The x-linked LSP1α gene of Drosophila Melanogster is not acetylated by MOF, but is sex-specifically regulated by individual components of the MSL complex : a thesis presented in partial fulfilment of the requirements for the degree Doctor of Philosophy in Genetics at Massey University, Palmerston North, New Zealand
Male Drosophila melanogaster double the transcription of most of the genes on their single X chromosome, to equal that from the two female X chromosomes, in a process termed dosage compensation. This process is mediated by the MSL complex, consisting of both protein and non-coding RNA components.

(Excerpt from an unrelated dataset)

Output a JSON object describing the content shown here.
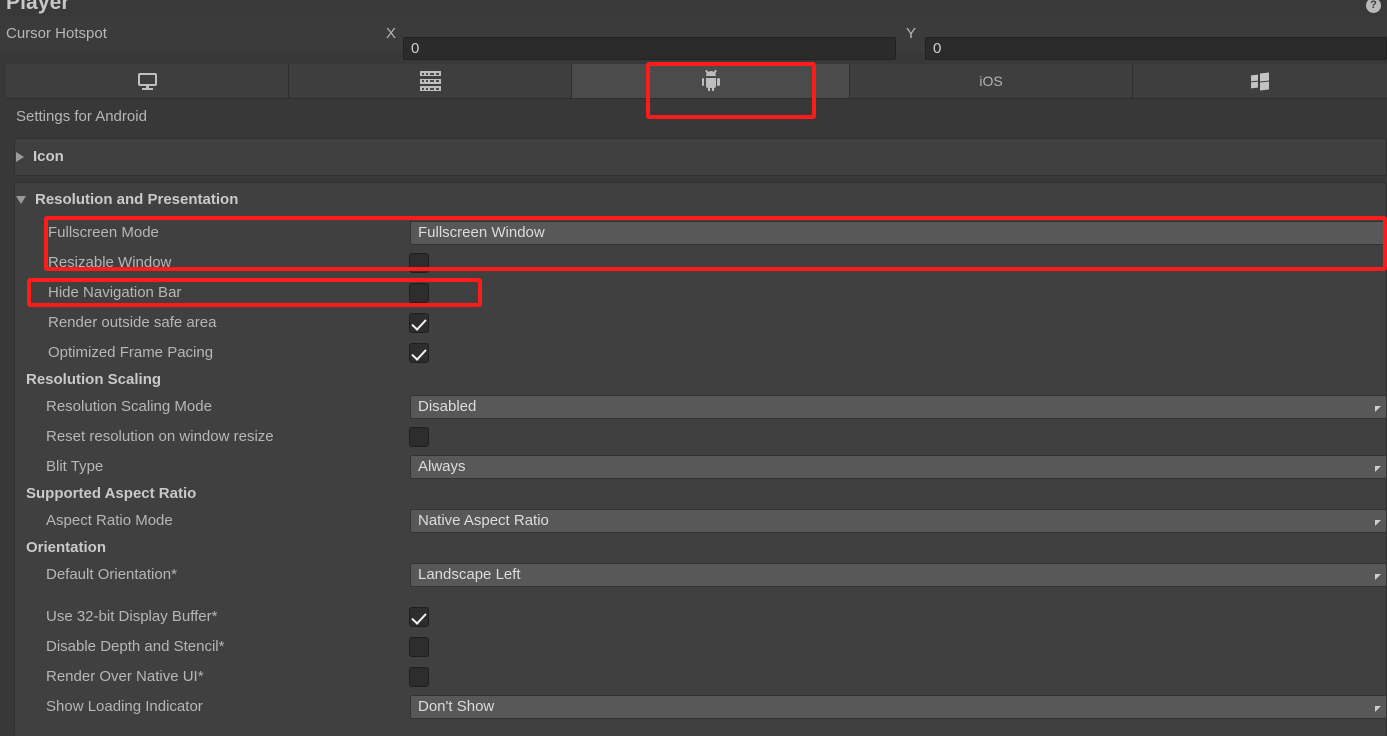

This complex is only active in males due to the presence of MSL2, which is not translated in females. The X-linked Lsp1α gene of Drosophila melanogaster appears to escape dosage compensation, and exhibits two-fold higher levels of expression in females compared to males. The apparent lack of dosage compensation of Lsp1α could be due to the promoter being more active in females than in males, or to a lack of regulation by the MSL complex. In this study, the mechanism by which this happens has been addressed. Lsp1α is expressed exclusively in the fat body tissue of third instar larvae, and forms part of a multi-protein complex that acts as a nutrient reservoir during pupariation. In this study it has been shown that transgenes, in which the reporter gene, lacZ, is under the control of the Lsp1α promoter, exhibit variable levels of increased activity in female compared to male third instar larvae. At high levels of transgene expression, activity of the transgene is equal in female and male larvae. When the expression of the transgene is low, the activity of the transgene is much higher in female compared to male larvae. This increased sensitivity of the Lsp1α promoter to position effects in females appears to be mediated by one or more components of the MSL complex. Females ectopically expressing MSL2 exhibit decreased levels of transgene activity. Furthermore, overexpression of MSL1 causes an increase in the activity of transgenes subject to strong position effects. Despite these findings, the sex-specific regulation of the Lsp1α promoter does not account for the non-dosage compensated appearance of Lsp1α. Instead, unlike control dosage compensated X-linked genes, Lsp1α is not enriched for a histone modification, acetylation of lysine 16 of histone H4 that is essential for dosage compensation by the MSL complex. The developmental stage at which the four genes flanking Lsp1α are expressed has been determined using northern RNA hybridization. Expression of the gene immediately 3' of Lsp1α could not be detected at any developmental stage using northern RNA hybridization or in adults by RT-PCR. However, the two genes flanking Lsp1α are expressed in equal levels in male and female Drosophila as determined by quantitative RNase protection analysis. Furthermore, the regions between Lsp1α and these flanking dosage compensated genes do not prevent dosage compensation of an X-linked armlacZ reporter gene. Bioinformatic analysis shows that Lsp1α is present in three species closely related to D. melanogaster but is absent in more distantly related species. It is probable that because of its recent evolutionary origin, the Lsp1α gene lacks the DNA sequences that are required to attract the MSL complex. More generally, a model is proposed in which dosage compensation involves binding of the MSL complex to DNA sequences in actively transcribed regions with possible limited spreading to closely associated active genes.